THE PROBLEM »
Write out the data below exactly as given, without any of its pictures.

EXERCISE MATERIAL »

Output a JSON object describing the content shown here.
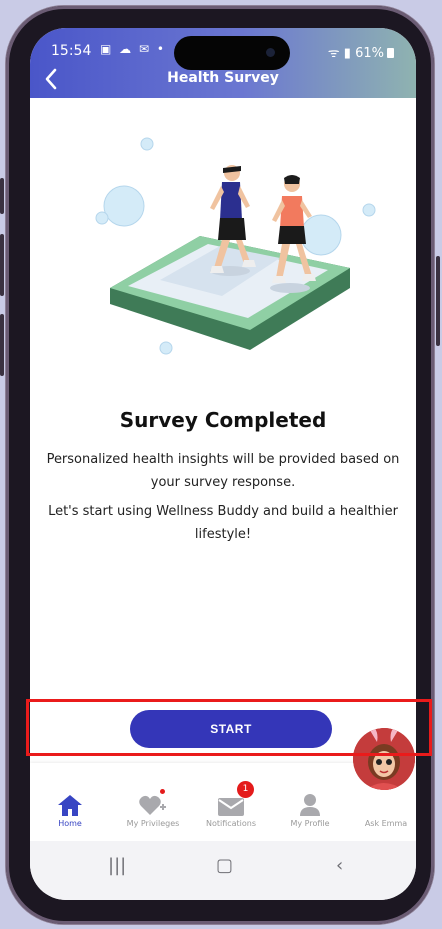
{
  "status_bar": {
    "time": "15:54",
    "left_icons": "▣ ☁ ✉ •",
    "right_text": "61%",
    "signal": "ᯤ ▮"
  },
  "header": {
    "title": "Health Survey",
    "gradient_start": "#4a56c9",
    "gradient_end": "#8fb3b0"
  },
  "illustration": {
    "description_icon": "runners-illustration"
  },
  "content": {
    "title": "Survey Completed",
    "paragraph1": "Personalized health insights will be provided based on your survey response.",
    "paragraph2": "Let's start using Wellness Buddy and build a healthier lifestyle!"
  },
  "actions": {
    "start_label": "START",
    "start_color": "#3436b8"
  },
  "bottom_nav": {
    "items": [
      {
        "label": "Home",
        "icon": "home-icon",
        "active": true
      },
      {
        "label": "My Privileges",
        "icon": "heart-plus-icon",
        "active": false
      },
      {
        "label": "Notifications",
        "icon": "mail-icon",
        "active": false,
        "badge": "1"
      },
      {
        "label": "My Profile",
        "icon": "person-icon",
        "active": false
      },
      {
        "label": "Ask Emma",
        "icon": "emma-avatar",
        "active": false
      }
    ],
    "active_color": "#3845c3"
  },
  "system_nav": {
    "recent": "|||",
    "home": "▢",
    "back": "‹"
  }
}
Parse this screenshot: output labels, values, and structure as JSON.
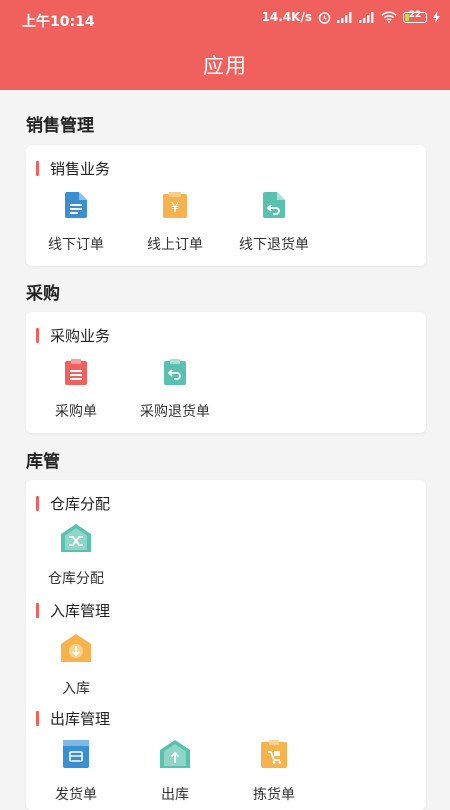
{
  "status_bar": {
    "time": "上午10:14",
    "net_speed": "14.4K/s",
    "battery": "22"
  },
  "header": {
    "title": "应用"
  },
  "sections": [
    {
      "title": "销售管理",
      "groups": [
        {
          "title": "销售业务",
          "items": [
            {
              "label": "线下订单",
              "icon": "document-icon",
              "color": "#3a8fd0"
            },
            {
              "label": "线上订单",
              "icon": "yen-clipboard-icon",
              "color": "#f6b24c"
            },
            {
              "label": "线下退货单",
              "icon": "return-document-icon",
              "color": "#59c2ae"
            }
          ]
        }
      ]
    },
    {
      "title": "采购",
      "groups": [
        {
          "title": "采购业务",
          "items": [
            {
              "label": "采购单",
              "icon": "list-clipboard-icon",
              "color": "#f0605c"
            },
            {
              "label": "采购退货单",
              "icon": "return-clipboard-icon",
              "color": "#59c2ae"
            }
          ]
        }
      ]
    },
    {
      "title": "库管",
      "groups": [
        {
          "title": "仓库分配",
          "items": [
            {
              "label": "仓库分配",
              "icon": "warehouse-shuffle-icon",
              "color": "#59c2ae"
            }
          ]
        },
        {
          "title": "入库管理",
          "items": [
            {
              "label": "入库",
              "icon": "warehouse-in-icon",
              "color": "#f6b24c"
            }
          ]
        },
        {
          "title": "出库管理",
          "items": [
            {
              "label": "发货单",
              "icon": "delivery-icon",
              "color": "#3a8fd0"
            },
            {
              "label": "出库",
              "icon": "warehouse-out-icon",
              "color": "#59c2ae"
            },
            {
              "label": "拣货单",
              "icon": "picking-icon",
              "color": "#f6b24c"
            }
          ]
        }
      ]
    }
  ]
}
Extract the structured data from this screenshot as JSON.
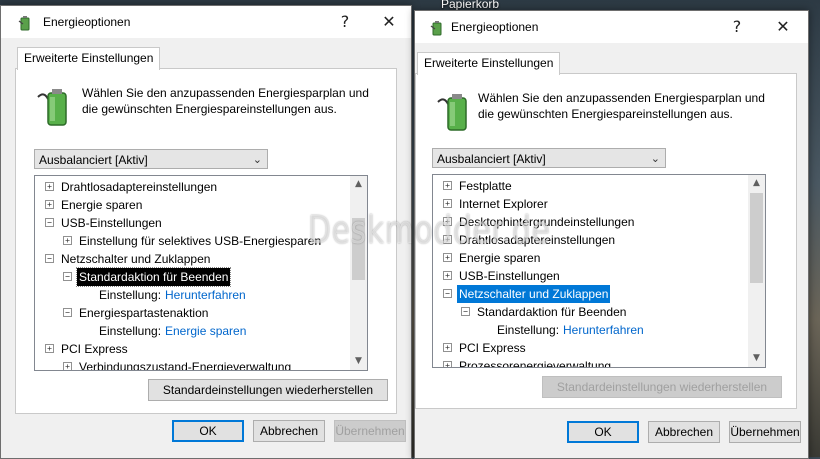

YOUR SOLUTION »
Output a JSON object describing the content shown here.
{
  "status_bar": {
    "time": "15:54",
    "left_icons": "▣ ☁ ✉ •",
    "right_text": "61%",
    "signal": "ᯤ ▮"
  },
  "header": {
    "title": "Health Survey",
    "gradient_start": "#4a56c9",
    "gradient_end": "#8fb3b0"
  },
  "illustration": {
    "description_icon": "runners-illustration"
  },
  "content": {
    "title": "Survey Completed",
    "paragraph1": "Personalized health insights will be provided based on your survey response.",
    "paragraph2": "Let's start using Wellness Buddy and build a healthier lifestyle!"
  },
  "actions": {
    "start_label": "START",
    "start_color": "#3436b8"
  },
  "bottom_nav": {
    "items": [
      {
        "label": "Home",
        "icon": "home-icon",
        "active": true
      },
      {
        "label": "My Privileges",
        "icon": "heart-plus-icon",
        "active": false
      },
      {
        "label": "Notifications",
        "icon": "mail-icon",
        "active": false,
        "badge": "1"
      },
      {
        "label": "My Profile",
        "icon": "person-icon",
        "active": false
      },
      {
        "label": "Ask Emma",
        "icon": "emma-avatar",
        "active": false
      }
    ],
    "active_color": "#3845c3"
  },
  "system_nav": {
    "recent": "|||",
    "home": "▢",
    "back": "‹"
  }
}
Parse this screenshot: output labels, values, and structure as JSON.
{
  "status_bar": {
    "time": "上午10:14",
    "net_speed": "14.4K/s",
    "battery": "22"
  },
  "header": {
    "title": "应用"
  },
  "sections": [
    {
      "title": "销售管理",
      "groups": [
        {
          "title": "销售业务",
          "items": [
            {
              "label": "线下订单",
              "icon": "document-icon",
              "color": "#3a8fd0"
            },
            {
              "label": "线上订单",
              "icon": "yen-clipboard-icon",
              "color": "#f6b24c"
            },
            {
              "label": "线下退货单",
              "icon": "return-document-icon",
              "color": "#59c2ae"
            }
          ]
        }
      ]
    },
    {
      "title": "采购",
      "groups": [
        {
          "title": "采购业务",
          "items": [
            {
              "label": "采购单",
              "icon": "list-clipboard-icon",
              "color": "#f0605c"
            },
            {
              "label": "采购退货单",
              "icon": "return-clipboard-icon",
              "color": "#59c2ae"
            }
          ]
        }
      ]
    },
    {
      "title": "库管",
      "groups": [
        {
          "title": "仓库分配",
          "items": [
            {
              "label": "仓库分配",
              "icon": "warehouse-shuffle-icon",
              "color": "#59c2ae"
            }
          ]
        },
        {
          "title": "入库管理",
          "items": [
            {
              "label": "入库",
              "icon": "warehouse-in-icon",
              "color": "#f6b24c"
            }
          ]
        },
        {
          "title": "出库管理",
          "items": [
            {
              "label": "发货单",
              "icon": "delivery-icon",
              "color": "#3a8fd0"
            },
            {
              "label": "出库",
              "icon": "warehouse-out-icon",
              "color": "#59c2ae"
            },
            {
              "label": "拣货单",
              "icon": "picking-icon",
              "color": "#f6b24c"
            }
          ]
        }
      ]
    }
  ]
}
Extract the structured data from this screenshot as JSON.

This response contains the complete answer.